Read Part 1 here
References & Further Reading
- Alex T.: “On Chain VS. Off Chain Governance: The Ins And Outs“, April 25, 2018, retrieved from: https://coinjournal.net/on-chain-vs-off-chain-governance-the-ins-and-outs/
- Axelrod, Robert: “The Emergence of Cooperation among Egoists”, The American Political Science Review, Vol. 75, №2, Published by: American Political Science Association, pp. 306–318, June 1981
- Balaji, Arjun: “Zcash & the founder incentive trilemma Reorganizing the firm presents new principal-agent problems”, Jun 28, 2018, retrieved from: https://medium.com/@arjunblj/zcash-the-founder-incentive-trilemma-fe7689fc8293
- De Filippi, Primavera: “A $50M Hack Tests the Values of Communities Run by Code The ideal of a perfectly trustless technology is nothing more than an ideal”, Jul 11 2016, retrieved from: https://vice.com/en_us/article/qkjz4x/thedao
- De Filippi, Primavera; Mcmullen, Greg: “Governance of blockchain systems: Governance of and by Distributed Infrastructure” Blockchain Research Institute and COALA, [Research Report]. 2018. Ffhal02046787: https://hal.archives-ouvertes.fr/hal-02046787/document

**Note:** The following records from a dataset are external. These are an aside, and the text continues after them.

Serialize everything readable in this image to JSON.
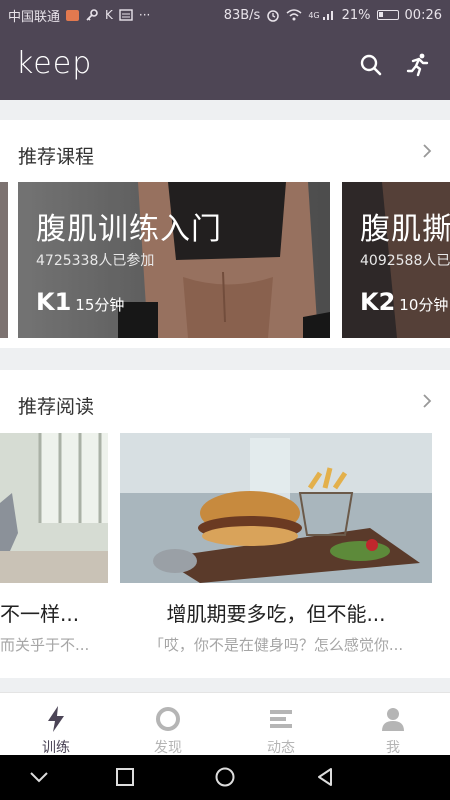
{
  "status_bar": {
    "carrier": "中国联通",
    "indicators": "K",
    "dots": "···",
    "speed": "83B/s",
    "network": "4G",
    "battery": "21%",
    "time": "00:26"
  },
  "app_bar": {
    "logo": "keep",
    "icons": [
      "search-icon",
      "run-icon"
    ]
  },
  "recommended_courses": {
    "title": "推荐课程",
    "items": [
      {
        "title": "腹肌训练入门",
        "participants": "4725338人已参加",
        "level": "K1",
        "duration": "15分钟"
      },
      {
        "title": "腹肌撕",
        "participants": "4092588人已",
        "level": "K2",
        "duration": "10分钟"
      }
    ]
  },
  "recommended_reading": {
    "title": "推荐阅读",
    "items": [
      {
        "title": "不一样...",
        "subtitle": "而关乎于不..."
      },
      {
        "title": "增肌期要多吃，但不能...",
        "subtitle": "「哎，你不是在健身吗？怎么感觉你..."
      }
    ]
  },
  "tab_bar": {
    "tabs": [
      {
        "label": "训练",
        "icon": "lightning-icon",
        "active": true
      },
      {
        "label": "发现",
        "icon": "circle-icon",
        "active": false
      },
      {
        "label": "动态",
        "icon": "feed-icon",
        "active": false
      },
      {
        "label": "我",
        "icon": "person-icon",
        "active": false
      }
    ]
  },
  "colors": {
    "header": "#4e4655",
    "tab_active": "#4b4456",
    "tab_inactive": "#b5b5b5"
  }
}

- Daian, Phil: “Analysis of TheDAO”, June 18, 2016: https://hackingdistributed.com/2016/06/18/analysis-of-the-dao-exploit/

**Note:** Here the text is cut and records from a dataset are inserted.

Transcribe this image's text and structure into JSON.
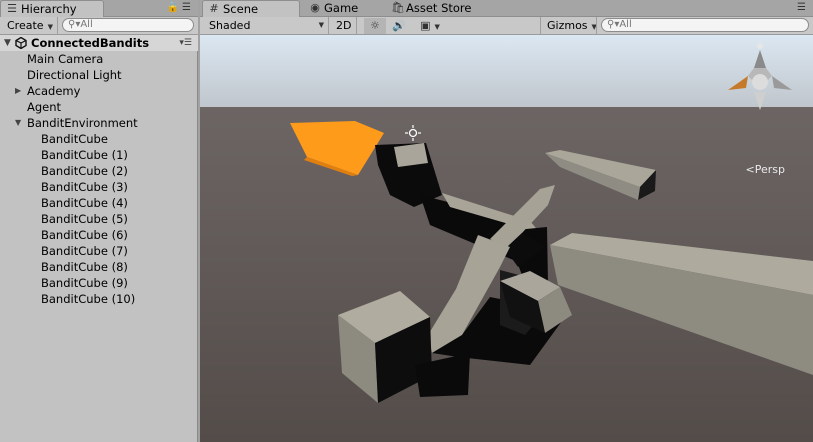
{
  "hierarchy": {
    "tab_label": "Hierarchy",
    "create_label": "Create",
    "search_placeholder": "All",
    "scene_name": "ConnectedBandits",
    "items": [
      {
        "label": "Main Camera",
        "level": 1,
        "arrow": ""
      },
      {
        "label": "Directional Light",
        "level": 1,
        "arrow": ""
      },
      {
        "label": "Academy",
        "level": 1,
        "arrow": "collapsed"
      },
      {
        "label": "Agent",
        "level": 1,
        "arrow": ""
      },
      {
        "label": "BanditEnvironment",
        "level": 1,
        "arrow": "expanded"
      },
      {
        "label": "BanditCube",
        "level": 2,
        "arrow": ""
      },
      {
        "label": "BanditCube (1)",
        "level": 2,
        "arrow": ""
      },
      {
        "label": "BanditCube (2)",
        "level": 2,
        "arrow": ""
      },
      {
        "label": "BanditCube (3)",
        "level": 2,
        "arrow": ""
      },
      {
        "label": "BanditCube (4)",
        "level": 2,
        "arrow": ""
      },
      {
        "label": "BanditCube (5)",
        "level": 2,
        "arrow": ""
      },
      {
        "label": "BanditCube (6)",
        "level": 2,
        "arrow": ""
      },
      {
        "label": "BanditCube (7)",
        "level": 2,
        "arrow": ""
      },
      {
        "label": "BanditCube (8)",
        "level": 2,
        "arrow": ""
      },
      {
        "label": "BanditCube (9)",
        "level": 2,
        "arrow": ""
      },
      {
        "label": "BanditCube (10)",
        "level": 2,
        "arrow": ""
      }
    ]
  },
  "tabs": {
    "scene": "Scene",
    "game": "Game",
    "asset_store": "Asset Store"
  },
  "scene_toolbar": {
    "shading_mode": "Shaded",
    "mode_2d": "2D",
    "gizmos": "Gizmos",
    "search_placeholder": "All"
  },
  "viewport": {
    "projection_label": "Persp",
    "colors": {
      "sky_top": "#d9e5f0",
      "horizon": "#bfc5cc",
      "ground": "#5a5350",
      "highlight": "#ff9b1a",
      "cube_face": "#a8a598",
      "cube_shadow": "#0a0a0a"
    }
  }
}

- Ehrsam, Fred: “Blockchain Governance: Programming Our Future”, Nov 27, 2017: https://medium.com/@FEhrsam/blockchain-governance-programming-our-future-c3bfe30f2d74
- Hacker,Philip; Lianos, Ioannis; Dimitropoulos, Georgios; Eich Stefan, “Corporate Governance for Complex Cryptocurrencies? A Framework for Stability and Decision Making in Blockchain-Based Organizations”, Regulating Blockchain. Techno-Social and Legal Challenges, Oxford University Press, 2019
- N.N.: “Difference Between On-Chain and Off-Chain Governance”, BLMP Medium Blog, Jun 5, 2018: https://medium.com/@BLMPNetwork/difference-between-on-chain-and-off-chain-governance-c881cd3e6374
- N.N.: “Revisiting the on-chain governance vs. off-chain governance discussion,” Pool Of Stake, Medium Blog, May 22, 2018, retrieved from: https://medium.com/@poolofstake/revisiting-the-on-chain-governance-vs-off-chain-governance-discussion-f68d8c5c606
- Van Wirdum, Aaron: “Who Funds Bitcoin Core Development? How the Industry Supports Bitcoin‘s ‚ Reference Client’”, Apr 6, 2016: https://bitcoinmagazine.com/articles/who-funds-bitcoin-core-development-how-the-industry-supports-bitcoin-s-reference-client-1459967859/
- Voshmgir, Shermin: “To Fork of Not to Fork?”, Jul 4, 2016: https://medium.com/blockchain-hub/to-fork-of-not-to-fork-a9b077718fe3
- Voshmgir, Shermin: “Blockchain’s Problem with Unknown Unknowns”, Mar 12, 2017: https://medium.com/blockchain-hub/blockchains-problem-with-unknown-unknowns-6837e09ec495
- Voshmgir, Shermin: “Disrupting governance with blockchains and smart contracts”, Journal for Strategic Change, Special Issue: The Future of Money and Further Applications of the Blockchain, Volume26, Issue5, September 2017, Pages 499–509.
- Zamfir, Vlad: “Against on-chain governance Refuting (and rebuking) Fred Ehrsam’s governance blog”, Dec 1, 2017: https://medium.com/@Vlad_Zamfir/against-on-chain-governance-a4ceacd040ca